The expected output is each line in the data below that includes the string "Deployed".

- Opening Delimiter -

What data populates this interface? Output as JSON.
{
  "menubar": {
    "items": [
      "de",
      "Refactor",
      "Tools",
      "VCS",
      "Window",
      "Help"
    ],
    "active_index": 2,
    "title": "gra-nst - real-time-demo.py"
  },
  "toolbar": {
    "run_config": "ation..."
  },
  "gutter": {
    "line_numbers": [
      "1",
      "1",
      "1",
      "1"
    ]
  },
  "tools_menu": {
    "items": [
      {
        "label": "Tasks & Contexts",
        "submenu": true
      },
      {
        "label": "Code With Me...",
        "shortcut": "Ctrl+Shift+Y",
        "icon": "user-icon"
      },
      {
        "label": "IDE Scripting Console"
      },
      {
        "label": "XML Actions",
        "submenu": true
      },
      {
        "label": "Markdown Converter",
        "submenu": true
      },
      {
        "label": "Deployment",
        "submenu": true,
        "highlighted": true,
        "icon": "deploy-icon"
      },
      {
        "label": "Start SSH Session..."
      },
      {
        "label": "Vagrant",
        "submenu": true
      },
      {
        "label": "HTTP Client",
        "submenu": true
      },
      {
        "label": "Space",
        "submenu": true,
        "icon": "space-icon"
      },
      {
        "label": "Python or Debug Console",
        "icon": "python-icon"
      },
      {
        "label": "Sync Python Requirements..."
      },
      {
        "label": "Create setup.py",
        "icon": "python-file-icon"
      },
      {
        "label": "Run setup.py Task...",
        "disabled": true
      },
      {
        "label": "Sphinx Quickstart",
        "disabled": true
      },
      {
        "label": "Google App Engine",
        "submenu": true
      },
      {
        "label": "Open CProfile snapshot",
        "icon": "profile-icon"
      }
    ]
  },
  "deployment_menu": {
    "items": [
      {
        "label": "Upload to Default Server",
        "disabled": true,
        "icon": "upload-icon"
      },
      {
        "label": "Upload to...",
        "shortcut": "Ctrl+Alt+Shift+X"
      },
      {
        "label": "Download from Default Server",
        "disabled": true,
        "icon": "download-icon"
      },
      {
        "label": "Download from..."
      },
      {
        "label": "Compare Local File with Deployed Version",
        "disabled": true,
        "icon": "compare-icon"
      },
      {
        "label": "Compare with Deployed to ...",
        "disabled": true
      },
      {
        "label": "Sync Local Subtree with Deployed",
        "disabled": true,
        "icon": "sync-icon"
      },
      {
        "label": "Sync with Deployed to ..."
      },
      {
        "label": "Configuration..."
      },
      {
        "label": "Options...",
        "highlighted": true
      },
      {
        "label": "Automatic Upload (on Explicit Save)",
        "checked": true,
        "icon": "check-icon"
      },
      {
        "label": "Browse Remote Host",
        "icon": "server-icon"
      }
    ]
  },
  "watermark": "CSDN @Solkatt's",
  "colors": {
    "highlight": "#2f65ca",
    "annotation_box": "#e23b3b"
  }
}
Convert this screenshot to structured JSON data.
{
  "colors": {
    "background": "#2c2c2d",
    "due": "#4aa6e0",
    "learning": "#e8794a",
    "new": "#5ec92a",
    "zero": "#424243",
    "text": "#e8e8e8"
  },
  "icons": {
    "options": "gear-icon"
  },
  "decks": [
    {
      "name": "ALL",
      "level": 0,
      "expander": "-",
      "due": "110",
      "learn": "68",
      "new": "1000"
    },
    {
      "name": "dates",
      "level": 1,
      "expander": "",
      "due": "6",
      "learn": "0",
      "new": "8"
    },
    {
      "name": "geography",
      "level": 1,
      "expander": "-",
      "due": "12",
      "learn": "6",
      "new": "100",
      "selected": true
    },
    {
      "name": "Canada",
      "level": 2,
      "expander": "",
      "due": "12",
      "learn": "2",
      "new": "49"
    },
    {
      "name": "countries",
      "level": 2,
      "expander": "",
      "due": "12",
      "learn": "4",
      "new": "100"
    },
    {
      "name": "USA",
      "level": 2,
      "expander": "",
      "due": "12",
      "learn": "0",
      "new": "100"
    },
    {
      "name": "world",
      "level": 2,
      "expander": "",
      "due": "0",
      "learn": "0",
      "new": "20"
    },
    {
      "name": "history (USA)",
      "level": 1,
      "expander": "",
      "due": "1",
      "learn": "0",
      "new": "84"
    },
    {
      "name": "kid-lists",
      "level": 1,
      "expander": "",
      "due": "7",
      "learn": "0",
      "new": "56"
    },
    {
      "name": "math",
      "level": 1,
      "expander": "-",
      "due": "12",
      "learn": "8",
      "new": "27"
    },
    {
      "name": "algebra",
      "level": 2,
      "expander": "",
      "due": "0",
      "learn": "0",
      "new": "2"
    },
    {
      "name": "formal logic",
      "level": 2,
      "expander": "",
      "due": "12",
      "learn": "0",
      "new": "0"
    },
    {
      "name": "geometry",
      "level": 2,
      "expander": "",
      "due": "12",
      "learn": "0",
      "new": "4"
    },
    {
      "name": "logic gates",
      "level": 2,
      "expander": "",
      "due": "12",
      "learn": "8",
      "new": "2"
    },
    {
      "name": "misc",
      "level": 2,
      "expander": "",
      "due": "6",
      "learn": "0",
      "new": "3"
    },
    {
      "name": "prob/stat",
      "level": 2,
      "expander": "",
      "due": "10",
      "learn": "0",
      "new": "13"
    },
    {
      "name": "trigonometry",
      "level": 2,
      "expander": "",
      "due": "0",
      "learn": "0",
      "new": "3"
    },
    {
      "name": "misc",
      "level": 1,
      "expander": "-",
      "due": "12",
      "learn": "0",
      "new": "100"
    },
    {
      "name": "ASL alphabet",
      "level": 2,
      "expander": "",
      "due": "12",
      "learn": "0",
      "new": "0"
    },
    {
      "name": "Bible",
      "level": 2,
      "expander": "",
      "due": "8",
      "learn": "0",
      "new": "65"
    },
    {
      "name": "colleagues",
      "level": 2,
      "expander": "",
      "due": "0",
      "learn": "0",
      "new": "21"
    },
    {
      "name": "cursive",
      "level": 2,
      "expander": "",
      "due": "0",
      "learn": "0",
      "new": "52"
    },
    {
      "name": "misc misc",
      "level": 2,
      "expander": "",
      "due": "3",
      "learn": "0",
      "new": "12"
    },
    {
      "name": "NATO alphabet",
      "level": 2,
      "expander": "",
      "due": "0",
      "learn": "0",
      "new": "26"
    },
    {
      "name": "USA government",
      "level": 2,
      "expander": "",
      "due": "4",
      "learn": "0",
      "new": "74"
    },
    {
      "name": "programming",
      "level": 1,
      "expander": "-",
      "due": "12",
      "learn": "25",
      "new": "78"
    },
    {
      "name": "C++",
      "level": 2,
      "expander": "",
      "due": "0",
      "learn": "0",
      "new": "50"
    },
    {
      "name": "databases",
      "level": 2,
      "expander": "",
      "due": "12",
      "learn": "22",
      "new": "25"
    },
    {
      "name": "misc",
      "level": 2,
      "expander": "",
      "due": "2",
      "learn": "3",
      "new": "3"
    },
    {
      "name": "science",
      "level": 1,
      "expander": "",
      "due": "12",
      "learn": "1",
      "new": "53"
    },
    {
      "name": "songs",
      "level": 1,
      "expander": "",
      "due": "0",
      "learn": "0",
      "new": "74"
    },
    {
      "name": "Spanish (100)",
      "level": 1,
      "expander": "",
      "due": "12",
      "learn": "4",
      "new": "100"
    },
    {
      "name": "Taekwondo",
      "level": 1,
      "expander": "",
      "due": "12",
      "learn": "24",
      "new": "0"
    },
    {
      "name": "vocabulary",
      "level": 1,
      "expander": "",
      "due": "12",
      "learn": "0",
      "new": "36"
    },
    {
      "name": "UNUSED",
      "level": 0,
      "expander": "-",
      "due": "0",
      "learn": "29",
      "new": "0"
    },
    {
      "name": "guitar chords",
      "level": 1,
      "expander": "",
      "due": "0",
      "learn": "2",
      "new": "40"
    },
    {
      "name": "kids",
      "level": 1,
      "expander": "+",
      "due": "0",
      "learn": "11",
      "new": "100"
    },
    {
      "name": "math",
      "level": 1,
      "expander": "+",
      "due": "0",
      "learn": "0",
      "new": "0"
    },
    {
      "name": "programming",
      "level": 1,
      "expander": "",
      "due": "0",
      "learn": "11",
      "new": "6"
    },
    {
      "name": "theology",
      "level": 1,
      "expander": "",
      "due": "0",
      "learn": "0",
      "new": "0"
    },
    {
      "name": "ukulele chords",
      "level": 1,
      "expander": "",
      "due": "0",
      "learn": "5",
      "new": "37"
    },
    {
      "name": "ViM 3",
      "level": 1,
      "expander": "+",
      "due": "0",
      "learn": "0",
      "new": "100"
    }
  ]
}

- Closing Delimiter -

RESPONSE TO THE EXERCISE =>
        "label": "Compare Local File with Deployed Version",
        "label": "Compare with Deployed to ...",
        "label": "Sync Local Subtree with Deployed",
        "label": "Sync with Deployed to ..."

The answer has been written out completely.